    •Generated algorithm documents with conceptual and mathematical descriptions
    •Wrote three technical papers summarizing data analysis procedures and results
    •Presented technical briefings to customers at review meetings
    •Designed, developed and implemented an interpolation algorithm to map high-resolution synthetic aperture radar data, which improved image resolution, added processing flexibility, and reduced computational cost
    •Debugged, refined, and analyzed physics-based algorithms used to process optical image data, which enhanced feature detection performance and reduced run-time
    •Developed and implemented noise reduction algorithms, then analyzed their performance on large data sets
    •Experienced with image processing, signal processing, digital filtering, numerical analysis and iterative algorithms, probability and statistics

    Location

    Northridge, CA

All Publications


  • Scalable Similarity Search in Seismology: A New Approach to Large-Scale Earthquake Detection Proceedings, Similarity Search and Applications: 9th International Conference, SISAP 2016 Bergen, K., Yoon, C., Beroza, G. C.
  • Seismicity During the Initial Stages of the Guy-Greenbrier, Arkansas, Earthquake Sequence Journal of Geophysical Research – Solid Earth (Submitted) Yoon, C. E., Huang, Y., Ellsworth, W. L., Beroza, G. C. 2017
  • Earthquake detection through computationally efficient similarity search. Science advances Yoon, C. E., O'Reilly, O., Bergen, K. J., Beroza, G. C. 2015; 1 (11)
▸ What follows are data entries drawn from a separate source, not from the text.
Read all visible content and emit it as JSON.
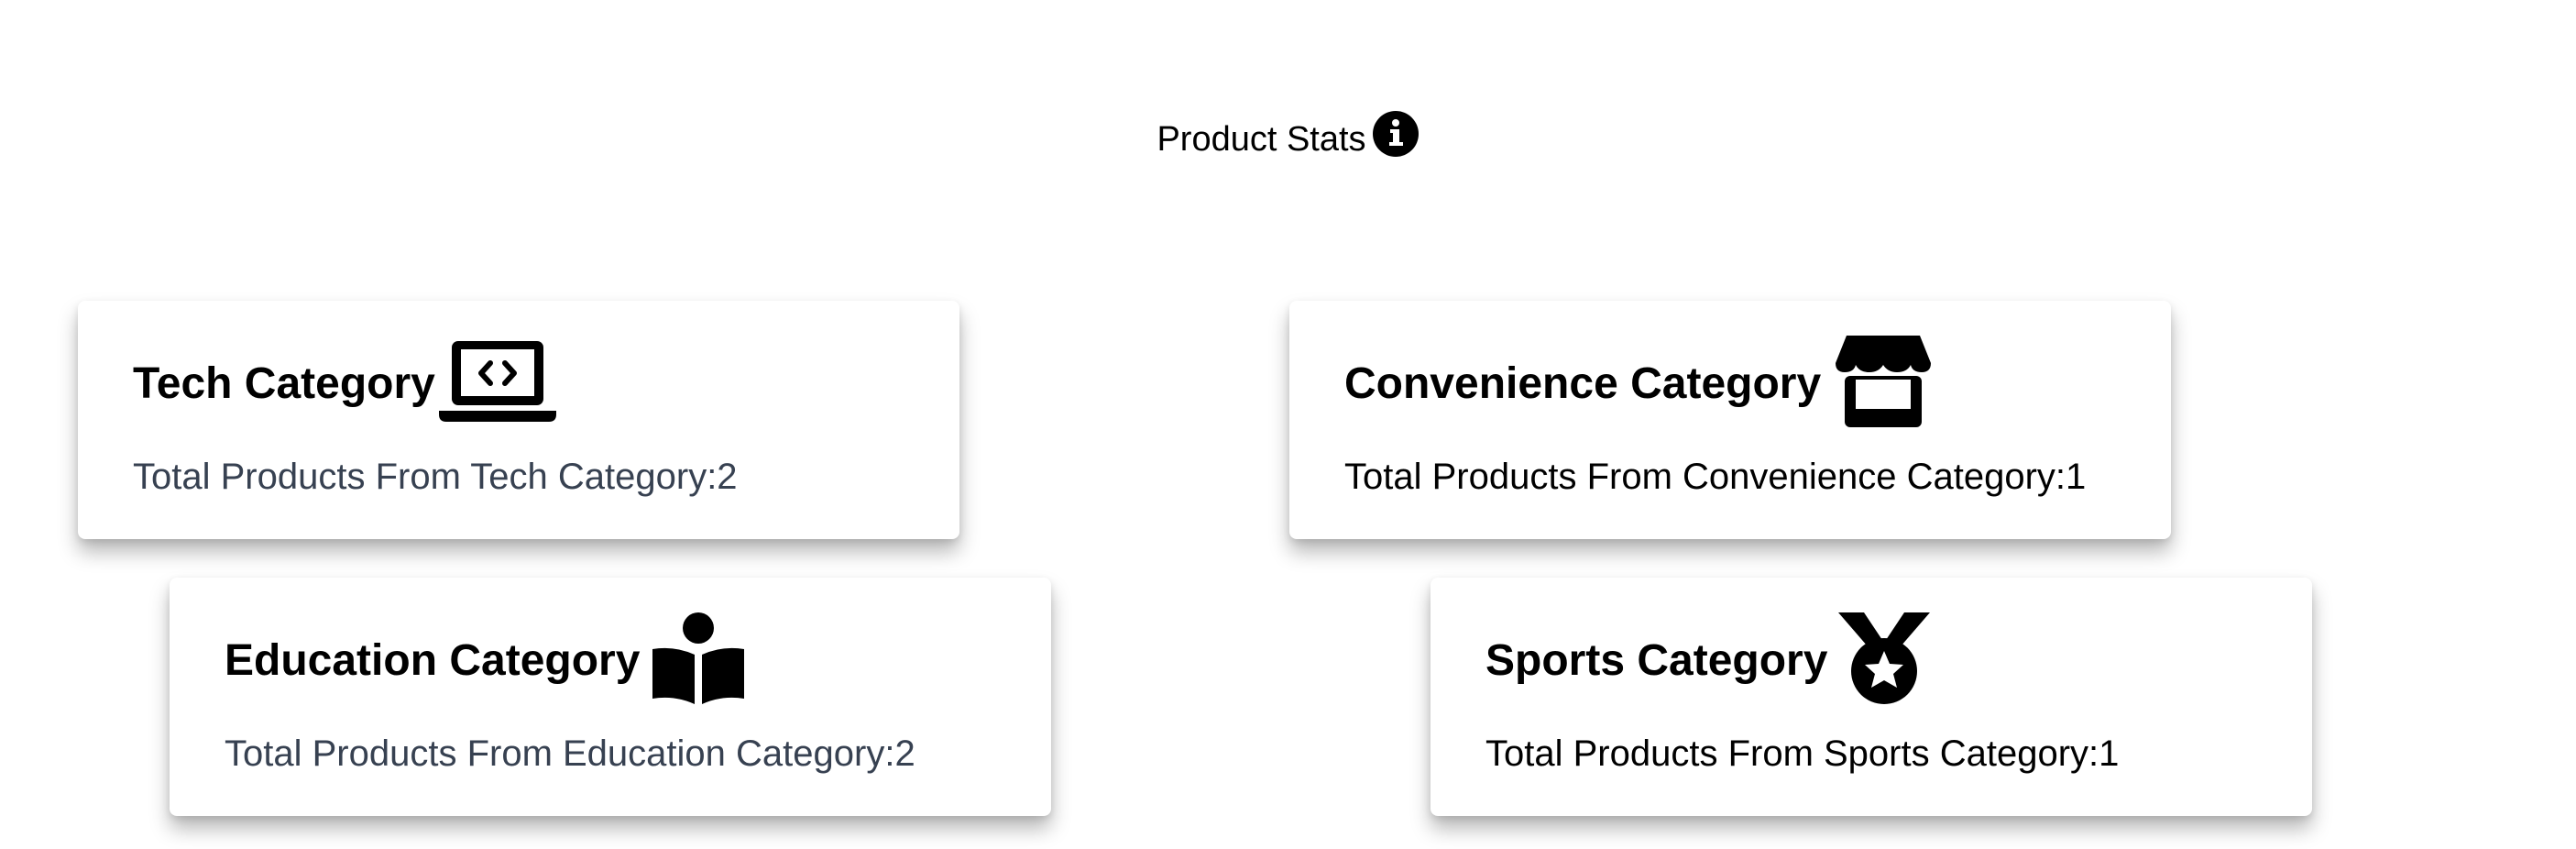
{
  "header": {
    "title": "Product Stats",
    "info_icon": "info-circle-icon"
  },
  "cards": [
    {
      "id": "tech",
      "title": "Tech Category",
      "icon": "laptop-code-icon",
      "description": "Total Products From Tech Category:2",
      "count": 2
    },
    {
      "id": "convenience",
      "title": "Convenience Category",
      "icon": "shop-icon",
      "description": "Total Products From Convenience Category:1",
      "count": 1
    },
    {
      "id": "education",
      "title": "Education Category",
      "icon": "book-reader-icon",
      "description": "Total Products From Education Category:2",
      "count": 2
    },
    {
      "id": "sports",
      "title": "Sports Category",
      "icon": "medal-icon",
      "description": "Total Products From Sports Category:1",
      "count": 1
    }
  ],
  "colors": {
    "text_primary": "#000000",
    "text_secondary": "#374151",
    "background": "#ffffff"
  }
}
    Abstract

    Seismology is experiencing rapid growth in the quantity of data, which has outpaced the development of processing algorithms. Earthquake detection-identification of seismic events in continuous data-is a fundamental operation for observational seismology. We developed an efficient method to detect earthquakes using waveform similarity that overcomes the disadvantages of existing detection methods. Our method, called Fingerprint And Similarity Thresholding (FAST), can analyze a week of continuous seismic waveform data in less than 2 hours, or 140 times faster than autocorrelation. FAST adapts a data mining algorithm, originally designed to identify similar audio clips within large databases; it first creates compact "fingerprints" of waveforms by extracting key discriminative features, then groups similar fingerprints together within a database to facilitate fast, scalable search for similar fingerprint pairs, and finally generates a list of earthquake detections. FAST detected most (21 of 24) cataloged earthquakes and 68 uncataloged earthquakes in 1 week of continuous data from a station located near the Calaveras Fault in central California, achieving detection performance comparable to that of autocorrelation, with some additional false detections. FAST is expected to realize its full potential when applied to extremely long duration data sets over a distributed network of seismic stations. The widespread application of FAST has the potential to aid in the discovery of unexpected seismic signals, improve seismic monitoring, and promote a greater understanding of a variety of earthquake processes.

    View details for DOI 10.1126/sciadv.1501057

    View details for PubMedID 26665176

    View details for PubMedCentralID PMC4672764